There are many programs you can use to create your artwork but there are two main types:- Vector and Bitmap. Examples of these are Inkscape and Adobe Illustrator to create vector designs, and Krita, Gimp or Photoshop to create bitmap designs. Both Inkscape and Krita and Gimp are totally free and capable programs.
We can work with most file types you send us and can advise you of any amendments that may be needed.
You accept sole responsibility for copyright and reproducing images and that you are the owner/have permission to reproduce designs/fonts etc,when you submit them to me
A vector image can be enlarged or reduced to any size without losing quality on lines and edges as the design is created with points, paths and curves. These can be saved in .svg .pdf .ai for example.
A bitmap image needs to be created at the actual print size or near it, and at 300dpi (dots per inch) to retain quality. Also, saving the artwork in a .png or .tiff will avoid loss of quality.
Creating your artwork with a paint program.
When creating a new document in a paint program, it's best to measure across a tee shirt or yourself and decide how wide or tall you want the print to be. You can choose mm, inches or cm in all paint programs so choose whatever you work best with.
In the image below, I have created a new document in Krita (This will be very similar in photoshop or other programs) I selected mm with the drop down arrows and entered 280mm x 370mm this is our standard maximum print area for a chest or back print, so it's quite large. I've also entered 300 in the resolution box (which refers to dots per inch or pixels per inch)
Notice at the bottom of the screen, it tells us that the document we create will be 3307 pixels by 4370 pixels. Well that's great, for a full tee shirt front you need enough pixels to represent your image at that size. At this resolution you can draw with a small fine brush and text you add won't have any jagged edges.
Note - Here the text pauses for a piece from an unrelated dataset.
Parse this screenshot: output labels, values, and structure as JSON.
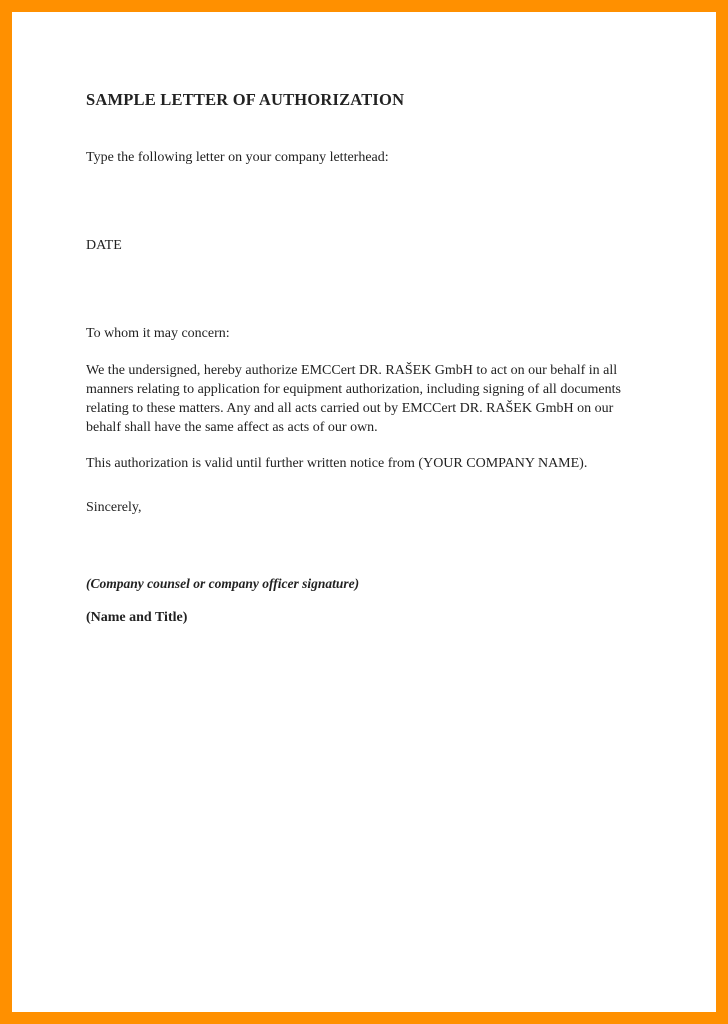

It's much easier to take a large image and reduce it in size for a pocket or sleeve print than to take a small low resolution image and scale it up to a chest print. Of course, if you need a smaller print, for a pocket for example, you can start with 3 inch x 3 inch at 300 ppi (dpi) which will give you a resolution of 900 x 900 pixels.
How large can the artwork be?
Our standard maximum print area for screen printing is 280mm x 370mm for a chest or back print. We also print sleeves, pockets, sides, tags and legs.
It is best to create a layer and fill it with a base colour (the colour of your chosen tee shirt for example) and then create a new transparent layer above it to create your design on.
Creating your artwork with a vector program.
Inkscape and illustrator are both vector drawing programs. Artwork created in these programs create lines, points and curves mathematically and will store an image as a description, eg draw a curve from point A to B.
In this way, the artwork can be scaled as large as you like and the lines and curves will always be perfect.
It is important though when using fonts to convert them into curves when finalizing your image to print, as shown above. In inkscape, select the font then go to path and select object to path. This will ensure that fonts you have on your computer can also be read on my computer.
In the image above you can now see that the font has been converted to points and lines.
Choosing your colours.
Choosing your colours from a Pantone book is the standard way to ensure that the colours in your design don't vary from printer to printer as they will all carry a book for reference.
Dont worry though, if you just have some cool artwork and have no idea what the colours are, we will match to what we think is the closest Pantone colour and record it for future orders.
We of course don't expect everyone to own a Pantone book, but if you've had your logo designed by someone else and a particular PMS (Pantone matching system) color was used, we can match to the same colour in print.
Below is a link to an on screen Pantone book. Please be aware that colours shown on a computer screen will always appear more vibrant than when they are printed.